A spoof BBC Scotland News site has been causing a mixture of hilarity and anger this week, as some readers have mistaken it for the real BBC site.
The site, called BBC Scotlandshire, was launched on Wednesday 12th September with a single story entitled “Andy Murray must now become English, says Cameron”.
The article, written in the style of a BBC Scotland item, claimed that David Cameron was offering a new Honour to Andy Murray, but only if he agreed to a set of preconditions which included him representing England in the 2014 Commonwealth Games.
A second article, posted on Friday 14th, suggested that MPs would take over Holyrood while Westminster was being refurbished, displacing MSPs to the nearby Dynamic Earth. This article, entitled, “Cameron gives green light for MPs to relocate to Holyrood”, has even caused confusion among the Twitterati.
The launch was publicised through Facebook and resulted in more than 8000 people seeing the page on its first day. However, a number of visitors mistook it for a genuine BBC Scotland story, despite the many clues on the site that it was a spoof, and some left angry comments on Facebook.
The team behind the new site say they created it to highlight the continuous bias of BBC Scotland reporting in favour of Unionism and the Status Quo. They aim to publish several stories per week on topical subjects. Although partly fictional, each article is written in such a way as to parody real BBC Scotland reports by taking the normal BBC bias just a little further and by making the stories just a touch more preposterous than the genuine articles.
The trouble with the first couple of articles”, said one of the authors, “is that we got the style so close to reality that many people didn’t spot it was a spoof. Some got quite angry and one visitor even posted an image of an MP on twitter, along with the text of a ficticious quote from the site. Someone else tweeted about the image: ‘im quite aware its not a genuine flyer! Wasnt born yesterday. The quote is real as far as I know’”.

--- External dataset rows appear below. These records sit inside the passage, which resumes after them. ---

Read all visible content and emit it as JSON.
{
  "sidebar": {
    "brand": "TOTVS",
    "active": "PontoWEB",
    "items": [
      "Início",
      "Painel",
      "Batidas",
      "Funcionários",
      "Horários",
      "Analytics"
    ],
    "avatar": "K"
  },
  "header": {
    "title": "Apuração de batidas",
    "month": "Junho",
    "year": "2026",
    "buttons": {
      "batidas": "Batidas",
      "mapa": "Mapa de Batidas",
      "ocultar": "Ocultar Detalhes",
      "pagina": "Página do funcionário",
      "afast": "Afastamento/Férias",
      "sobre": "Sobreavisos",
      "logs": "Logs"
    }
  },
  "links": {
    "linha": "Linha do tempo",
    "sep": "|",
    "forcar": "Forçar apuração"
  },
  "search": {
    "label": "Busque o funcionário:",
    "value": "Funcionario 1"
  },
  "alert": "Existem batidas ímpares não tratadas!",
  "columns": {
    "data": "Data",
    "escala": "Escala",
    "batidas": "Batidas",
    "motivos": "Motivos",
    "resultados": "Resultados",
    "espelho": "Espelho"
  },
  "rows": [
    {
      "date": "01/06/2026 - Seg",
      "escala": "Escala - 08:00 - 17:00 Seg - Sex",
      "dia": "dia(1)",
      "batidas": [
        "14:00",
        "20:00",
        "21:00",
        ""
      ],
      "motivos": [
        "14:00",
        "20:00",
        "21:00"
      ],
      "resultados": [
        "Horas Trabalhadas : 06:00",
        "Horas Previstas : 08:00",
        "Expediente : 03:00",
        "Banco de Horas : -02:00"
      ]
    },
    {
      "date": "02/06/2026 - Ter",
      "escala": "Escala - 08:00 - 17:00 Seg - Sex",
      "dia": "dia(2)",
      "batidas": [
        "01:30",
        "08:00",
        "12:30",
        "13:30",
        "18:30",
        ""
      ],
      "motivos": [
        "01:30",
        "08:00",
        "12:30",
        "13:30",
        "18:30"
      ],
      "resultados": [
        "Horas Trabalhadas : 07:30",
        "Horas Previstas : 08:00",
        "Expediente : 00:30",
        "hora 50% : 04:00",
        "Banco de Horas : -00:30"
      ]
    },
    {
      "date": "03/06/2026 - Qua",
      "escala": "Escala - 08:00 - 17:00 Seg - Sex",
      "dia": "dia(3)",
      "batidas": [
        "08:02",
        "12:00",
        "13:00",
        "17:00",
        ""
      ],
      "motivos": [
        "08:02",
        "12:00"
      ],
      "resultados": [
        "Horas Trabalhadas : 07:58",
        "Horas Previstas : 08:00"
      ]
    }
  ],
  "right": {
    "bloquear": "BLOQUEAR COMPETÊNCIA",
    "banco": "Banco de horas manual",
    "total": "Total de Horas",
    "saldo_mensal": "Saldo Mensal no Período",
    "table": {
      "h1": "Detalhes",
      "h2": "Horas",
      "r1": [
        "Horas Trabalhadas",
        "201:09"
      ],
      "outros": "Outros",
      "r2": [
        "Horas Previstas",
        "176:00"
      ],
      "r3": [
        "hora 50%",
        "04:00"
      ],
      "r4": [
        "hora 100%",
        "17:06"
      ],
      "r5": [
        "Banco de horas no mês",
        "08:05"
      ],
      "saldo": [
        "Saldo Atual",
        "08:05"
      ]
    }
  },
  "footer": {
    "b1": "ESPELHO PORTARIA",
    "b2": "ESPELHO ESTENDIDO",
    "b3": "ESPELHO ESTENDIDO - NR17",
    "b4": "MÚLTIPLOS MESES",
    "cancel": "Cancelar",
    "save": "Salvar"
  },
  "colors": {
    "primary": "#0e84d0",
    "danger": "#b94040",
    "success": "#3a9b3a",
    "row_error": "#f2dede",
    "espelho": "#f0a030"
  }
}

He added, “The most worrying aspect of the reactions so far is: if some people are unable to tell that these exaggerated spoof stories are fictional, how much are those individuals also taken in by all the real propaganda and bias in the Scottish press and media, which is normally a little more subtle. That is truly frightening.
“But with BBC Scotland covering stories about losing the pandas and bombing our airports, perhaps we shouldn’t be surprised.
“Our aim is that new readers should get about half way down the article before they work out it’s a spoof – anyone returning to the site should not be fooled a second time, but will hopefully find the articles amusing and perhaps enlightening.”
The site has a disclaimer on every page which declares, “This site contains news items which are often ridiculous, generally ficticious, entirely ill-informed and simultaneously biased in favour of the status quo and against the Scottish National Party, the Scottish Government and Scottish Independence in particular. Any similarity with other national broadcasters is entirely unfortunate.”
If that doesn’t give the game away, well perhaps you should avoid the internet altogether.